On Monday, Denver Mayor Michael Hancock came out against Amendment 64, saying he feared it would make Denver "a marijuana capital." The Amendment 64 campaign quickly counterattacked, saying "We are disappointed that Mayor Hancock is not basing his public policy on evidence. It is well-established that the gateway effect is not an effect of marijuana itself, but rather of marijuana prohibition. When you want to buy a six pack of beer -- a substance our elected officials are happy to celebrate -- you go to the store and buy a six pack, and the cashier doesn't offer you harder drugs. The same cannot be said for the gangs and cartels, who our opponents seem to prefer be in charge of the vast non-medical marijuana market in Colorado."
On Monday, opponents and proponents of Question 3, the medical marijuana initiative, held dueling press conferences. Opponents from law enforcement and elected officials denounced it as "vague, ambitious, and open to exploitation" and warned that the path to death from drug abuse starts with "smoking that innocent little joint." But proponents of the measure, including Dr. Karen Munkacy, scoffed. "There's no property of medical marijuana that causes people to die," she said, adding that medical marijuana is a "gateway backwards," leading people off of addictive and harmful painkillers.
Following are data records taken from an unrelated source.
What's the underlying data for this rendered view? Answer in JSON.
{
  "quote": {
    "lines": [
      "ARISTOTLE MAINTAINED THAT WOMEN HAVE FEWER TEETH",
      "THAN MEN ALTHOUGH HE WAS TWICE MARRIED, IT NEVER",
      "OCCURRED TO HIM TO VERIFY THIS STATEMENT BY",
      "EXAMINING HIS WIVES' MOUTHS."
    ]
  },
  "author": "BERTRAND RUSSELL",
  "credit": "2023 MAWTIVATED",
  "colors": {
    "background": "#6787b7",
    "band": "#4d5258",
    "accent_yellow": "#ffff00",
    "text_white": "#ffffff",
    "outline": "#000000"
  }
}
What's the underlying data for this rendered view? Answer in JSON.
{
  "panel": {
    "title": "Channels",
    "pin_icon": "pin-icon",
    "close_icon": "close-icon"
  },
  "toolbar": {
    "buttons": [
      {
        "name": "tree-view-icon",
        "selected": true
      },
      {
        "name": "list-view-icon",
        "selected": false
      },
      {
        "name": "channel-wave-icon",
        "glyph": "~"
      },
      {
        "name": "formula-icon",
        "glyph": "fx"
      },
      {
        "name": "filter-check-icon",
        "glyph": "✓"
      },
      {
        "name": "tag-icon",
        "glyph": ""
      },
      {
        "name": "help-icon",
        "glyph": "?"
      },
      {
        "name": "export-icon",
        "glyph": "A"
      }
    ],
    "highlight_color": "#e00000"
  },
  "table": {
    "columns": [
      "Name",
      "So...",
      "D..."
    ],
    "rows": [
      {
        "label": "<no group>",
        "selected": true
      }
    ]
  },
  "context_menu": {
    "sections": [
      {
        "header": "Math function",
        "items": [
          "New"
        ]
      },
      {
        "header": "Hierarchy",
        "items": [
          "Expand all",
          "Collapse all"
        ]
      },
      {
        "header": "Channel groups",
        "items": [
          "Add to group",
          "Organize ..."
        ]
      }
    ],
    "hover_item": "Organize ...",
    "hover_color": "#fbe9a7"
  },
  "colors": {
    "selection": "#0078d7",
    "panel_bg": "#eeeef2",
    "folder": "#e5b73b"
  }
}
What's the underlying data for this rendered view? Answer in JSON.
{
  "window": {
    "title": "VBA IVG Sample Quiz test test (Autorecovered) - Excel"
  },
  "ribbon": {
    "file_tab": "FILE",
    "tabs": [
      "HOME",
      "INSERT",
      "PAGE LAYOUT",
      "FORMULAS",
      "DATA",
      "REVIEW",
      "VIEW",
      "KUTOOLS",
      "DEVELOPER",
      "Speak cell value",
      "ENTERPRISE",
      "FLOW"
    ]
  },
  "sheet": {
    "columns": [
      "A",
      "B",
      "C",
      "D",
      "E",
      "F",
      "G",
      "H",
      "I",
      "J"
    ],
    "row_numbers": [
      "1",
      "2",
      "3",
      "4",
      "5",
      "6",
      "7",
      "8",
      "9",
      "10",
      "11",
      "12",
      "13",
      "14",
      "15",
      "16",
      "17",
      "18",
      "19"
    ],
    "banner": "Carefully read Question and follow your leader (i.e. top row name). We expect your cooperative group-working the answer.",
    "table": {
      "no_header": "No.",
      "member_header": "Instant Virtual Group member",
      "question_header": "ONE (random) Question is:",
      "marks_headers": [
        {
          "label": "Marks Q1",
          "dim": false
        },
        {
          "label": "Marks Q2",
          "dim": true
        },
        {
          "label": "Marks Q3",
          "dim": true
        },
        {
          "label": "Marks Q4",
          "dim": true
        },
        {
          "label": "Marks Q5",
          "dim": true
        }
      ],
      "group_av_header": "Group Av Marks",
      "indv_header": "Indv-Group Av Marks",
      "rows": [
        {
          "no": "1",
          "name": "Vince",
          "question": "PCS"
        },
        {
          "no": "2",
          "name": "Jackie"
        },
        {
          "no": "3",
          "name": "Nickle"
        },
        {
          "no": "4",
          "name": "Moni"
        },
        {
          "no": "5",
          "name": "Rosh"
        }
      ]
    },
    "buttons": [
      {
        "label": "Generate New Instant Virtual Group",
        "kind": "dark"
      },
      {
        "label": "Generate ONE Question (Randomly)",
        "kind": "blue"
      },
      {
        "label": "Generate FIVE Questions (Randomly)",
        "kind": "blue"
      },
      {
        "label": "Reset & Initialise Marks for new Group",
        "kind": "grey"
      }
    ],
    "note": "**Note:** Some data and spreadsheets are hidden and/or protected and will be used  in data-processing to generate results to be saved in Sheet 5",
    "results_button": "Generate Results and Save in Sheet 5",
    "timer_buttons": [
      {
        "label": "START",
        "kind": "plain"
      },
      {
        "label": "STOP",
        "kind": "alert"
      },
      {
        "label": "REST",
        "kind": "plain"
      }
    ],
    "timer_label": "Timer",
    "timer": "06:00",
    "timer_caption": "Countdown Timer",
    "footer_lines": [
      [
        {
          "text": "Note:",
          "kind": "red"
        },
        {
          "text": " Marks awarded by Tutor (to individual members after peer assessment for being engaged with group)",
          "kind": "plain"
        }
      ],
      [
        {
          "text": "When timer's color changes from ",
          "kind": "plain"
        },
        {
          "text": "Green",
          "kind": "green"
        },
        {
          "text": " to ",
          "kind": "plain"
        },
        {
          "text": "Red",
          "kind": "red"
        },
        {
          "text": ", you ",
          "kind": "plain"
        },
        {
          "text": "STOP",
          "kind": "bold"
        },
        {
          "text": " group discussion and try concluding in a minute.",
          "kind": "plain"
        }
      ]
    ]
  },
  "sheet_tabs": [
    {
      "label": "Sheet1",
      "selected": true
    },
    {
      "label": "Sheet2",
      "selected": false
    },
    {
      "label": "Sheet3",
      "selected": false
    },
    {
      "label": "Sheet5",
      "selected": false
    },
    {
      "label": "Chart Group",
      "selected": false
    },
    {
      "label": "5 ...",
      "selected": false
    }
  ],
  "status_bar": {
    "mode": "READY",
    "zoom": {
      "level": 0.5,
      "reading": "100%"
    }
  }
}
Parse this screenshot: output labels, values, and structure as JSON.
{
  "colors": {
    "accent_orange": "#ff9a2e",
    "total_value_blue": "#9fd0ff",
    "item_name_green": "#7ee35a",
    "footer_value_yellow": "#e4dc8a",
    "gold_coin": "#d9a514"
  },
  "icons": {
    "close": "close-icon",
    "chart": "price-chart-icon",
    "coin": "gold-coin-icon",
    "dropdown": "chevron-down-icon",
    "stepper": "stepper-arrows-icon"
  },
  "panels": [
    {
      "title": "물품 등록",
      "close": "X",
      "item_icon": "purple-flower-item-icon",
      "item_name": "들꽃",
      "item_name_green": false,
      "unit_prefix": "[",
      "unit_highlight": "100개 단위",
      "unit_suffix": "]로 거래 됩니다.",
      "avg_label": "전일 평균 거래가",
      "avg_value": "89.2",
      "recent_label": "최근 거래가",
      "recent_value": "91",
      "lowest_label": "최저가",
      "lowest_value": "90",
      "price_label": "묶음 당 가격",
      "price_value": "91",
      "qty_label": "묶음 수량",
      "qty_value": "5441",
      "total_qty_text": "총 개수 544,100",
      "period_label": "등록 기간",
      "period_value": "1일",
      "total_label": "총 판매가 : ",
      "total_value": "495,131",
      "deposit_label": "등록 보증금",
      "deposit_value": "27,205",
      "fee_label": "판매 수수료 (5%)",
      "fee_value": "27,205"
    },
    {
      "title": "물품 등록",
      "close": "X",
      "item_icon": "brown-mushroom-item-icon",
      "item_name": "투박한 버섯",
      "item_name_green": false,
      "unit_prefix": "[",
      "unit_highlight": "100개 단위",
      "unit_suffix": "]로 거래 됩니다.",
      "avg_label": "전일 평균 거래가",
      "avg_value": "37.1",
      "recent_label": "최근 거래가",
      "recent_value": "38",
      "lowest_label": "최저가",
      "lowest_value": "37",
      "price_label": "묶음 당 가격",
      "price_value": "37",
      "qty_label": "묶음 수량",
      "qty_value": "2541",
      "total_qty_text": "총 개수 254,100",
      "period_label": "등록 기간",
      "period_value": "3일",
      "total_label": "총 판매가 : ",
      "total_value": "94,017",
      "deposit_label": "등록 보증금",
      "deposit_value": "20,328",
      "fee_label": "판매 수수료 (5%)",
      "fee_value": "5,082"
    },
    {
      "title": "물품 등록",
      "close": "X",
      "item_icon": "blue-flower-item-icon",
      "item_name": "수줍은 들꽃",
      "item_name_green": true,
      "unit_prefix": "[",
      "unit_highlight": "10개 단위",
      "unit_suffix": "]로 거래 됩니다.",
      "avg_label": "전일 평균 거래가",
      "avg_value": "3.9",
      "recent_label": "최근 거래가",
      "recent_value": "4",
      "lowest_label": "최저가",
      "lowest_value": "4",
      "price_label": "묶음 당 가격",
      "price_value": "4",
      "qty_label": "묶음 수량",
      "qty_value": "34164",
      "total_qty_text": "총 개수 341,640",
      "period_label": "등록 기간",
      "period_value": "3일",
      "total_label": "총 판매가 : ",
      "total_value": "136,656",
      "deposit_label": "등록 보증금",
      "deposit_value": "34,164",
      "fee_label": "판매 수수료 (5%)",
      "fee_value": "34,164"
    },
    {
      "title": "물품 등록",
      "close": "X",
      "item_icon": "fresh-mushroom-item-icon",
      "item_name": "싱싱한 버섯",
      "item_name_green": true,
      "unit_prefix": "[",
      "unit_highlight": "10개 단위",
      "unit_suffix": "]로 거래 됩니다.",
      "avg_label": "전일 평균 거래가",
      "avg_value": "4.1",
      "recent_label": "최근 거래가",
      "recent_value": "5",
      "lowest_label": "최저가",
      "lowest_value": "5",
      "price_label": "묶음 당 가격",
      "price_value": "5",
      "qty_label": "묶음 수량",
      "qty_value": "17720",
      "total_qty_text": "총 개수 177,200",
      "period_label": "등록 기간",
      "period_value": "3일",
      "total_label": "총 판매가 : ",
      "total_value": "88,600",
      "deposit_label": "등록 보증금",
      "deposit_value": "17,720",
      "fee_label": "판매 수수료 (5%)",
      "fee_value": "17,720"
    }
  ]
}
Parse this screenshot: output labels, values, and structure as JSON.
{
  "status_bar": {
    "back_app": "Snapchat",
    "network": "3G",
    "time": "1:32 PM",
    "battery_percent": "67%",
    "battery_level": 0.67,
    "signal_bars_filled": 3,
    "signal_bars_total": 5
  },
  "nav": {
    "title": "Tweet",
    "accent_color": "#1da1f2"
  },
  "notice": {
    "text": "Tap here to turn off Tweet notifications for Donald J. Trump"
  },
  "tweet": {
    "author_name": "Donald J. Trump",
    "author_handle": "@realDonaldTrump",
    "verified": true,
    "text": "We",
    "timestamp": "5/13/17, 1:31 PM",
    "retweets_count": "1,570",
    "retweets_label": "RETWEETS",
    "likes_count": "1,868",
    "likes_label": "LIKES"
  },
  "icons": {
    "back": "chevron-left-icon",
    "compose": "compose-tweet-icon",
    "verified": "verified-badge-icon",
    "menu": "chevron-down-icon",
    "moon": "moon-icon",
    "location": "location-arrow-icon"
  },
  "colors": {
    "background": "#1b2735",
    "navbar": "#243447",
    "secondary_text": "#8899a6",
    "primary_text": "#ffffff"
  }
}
Also on Monday, the conservative Boston Herald came out against Question 3, warning that it was "the camel nose under the tent" for "the pro-pot lobby." Marijuana is not like other medicines, the Herald opined, because it isn't FDA approved. Worse yet, the campaign is "bankrolled by a wealthy pro-pot pooh-bah" (Peter Lewis) and "is part of a broader effort to normalize its sale and use."
See our feature article about the Montana medical marijuana initiative this week here.
Last week, phone banking for Measure 80, the state's legalization initiative, got underway. A joint project of Firedog Lake and Oregonians for Law Reform, the phone bank push allows you to call Oregon voters to encourage them to vote yes on Measure 80. Firedog Lake has been doing the same thing in Colorado for some weeks now.
Last Friday, the Portland Mercury endorsed Measure 80. The Mercury is the state's second largest alternative weekly. It joins the state's largest alternative weekly, the Willamette Week, which has also endorsed the initiative.
Also last Friday, Measure 80 was still trailing in the polls. The latest poll from SurveyUSA had it losing 36% to 43%, but with nearly one-quarter of the voters still undecided.
As of Tuesday, I-502 was maintaining a lead in the polls. A Strategies 360 poll had the marijuana legalization initiative leading 54% to 38% with 7% undecided. In two polls late last week, it was leading 55% to 36% in one and 47% to 40% in the other, which queried only likely voters.
(This article was published by StoptheDrugWar.org's lobbying arm, the Drug Reform Coordination Network, which also shares the cost of maintaining this web site. DRCNet Foundation takes no positions on candidates for public office, in compliance with section 501(c)(3) of the Internal Revenue Code, and does not pay for reporting that could be interpreted or misinterpreted as doing so.)